by Stephen Kimber on March 12, 2012 | 1 Comment
While not nearly as addictive as Angry Birds, spending a few hours with the province’s You-Be-The-Finance-Minister teeter-totter app—more prosaically known as backtobalance.ca—is entertaining. And depressingly, face-slappingly educational.
The government created the interactive online budget-making tool as part of its pre-budget consultations. It allows taxpayers to virtually raise and/or reduce revenues and expenses—and immediately see the bottom-line consequences.
Let’s begin with the government’s starting point—a projected budget deficit of $390 million—and our own biases. Can we bring the numbers back to balance?
Perhaps like me, you think the rich don’t pay their fair share of taxes. According to Back to Balance, 9,000 taxpayers making over $150,000 a year currently pay the top personal tax rate of 21 per cent.
Go to the highest personal income tax rate bar on the page and slide the on-screen slider thingee a full percentage to the right. A little box pops up, telling you’ve raised $9.6 million. Just $9.7 million? A drop in the deficit drain.
Or perhaps you’re a delusional, cut-taxes-balance-the-books booster who believes corporations pay too much tax. Let’s lower the general corporate tax rate by one per cent. Oops. Now you have $25 million to make up somewhere else before you even begin to dent your deficit number.

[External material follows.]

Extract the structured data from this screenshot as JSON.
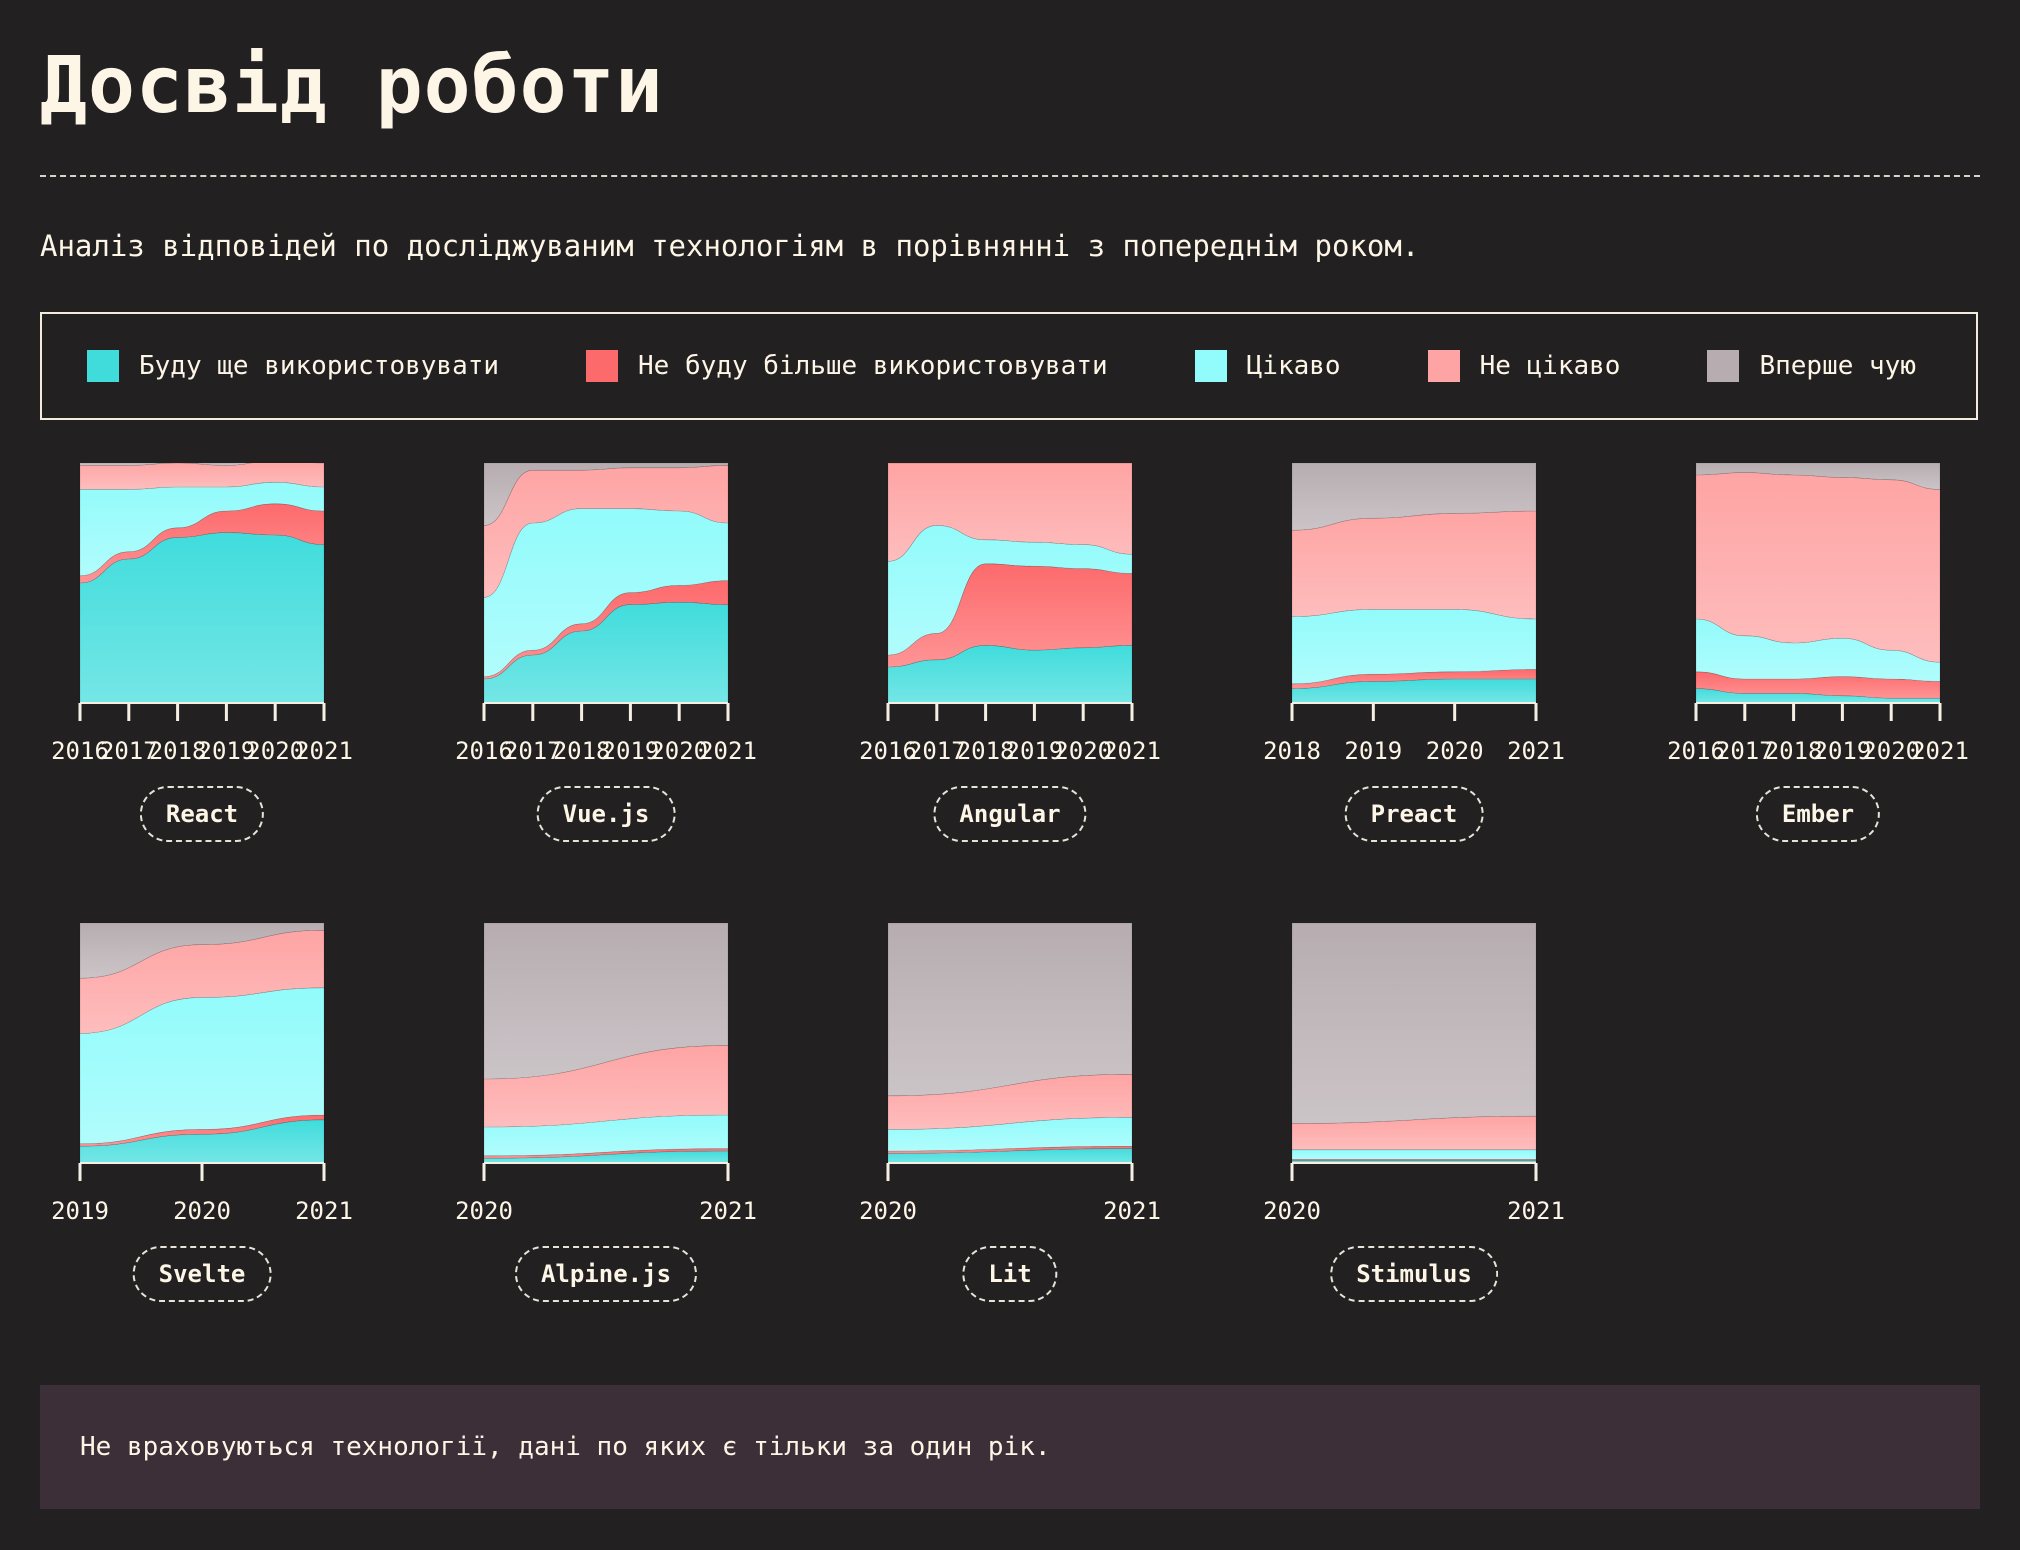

You could get that much back by reducing granny’s nursing home bed budget by five per cent, of course, but can you do that to a fast-aging population? And granny?
Doctors—we spent $722 million on salaries and fees for 2,500 doctors last year—make up the second largest line item in the province’s $3.7 billion health care budget. We could make big savings here, but how many doctors would we lose if we did?
The point is that it’s all a zero sum game. And actions have consequences.
By the beginning of the month, the backtobalance website—the first of its kind in the country—had had close to 39,000 page views and 458 budget-making submissions.
I only hope they’re better than mine.
Match wits with reality at backtobalance.ca
Copyright 2012 Stephen Kimber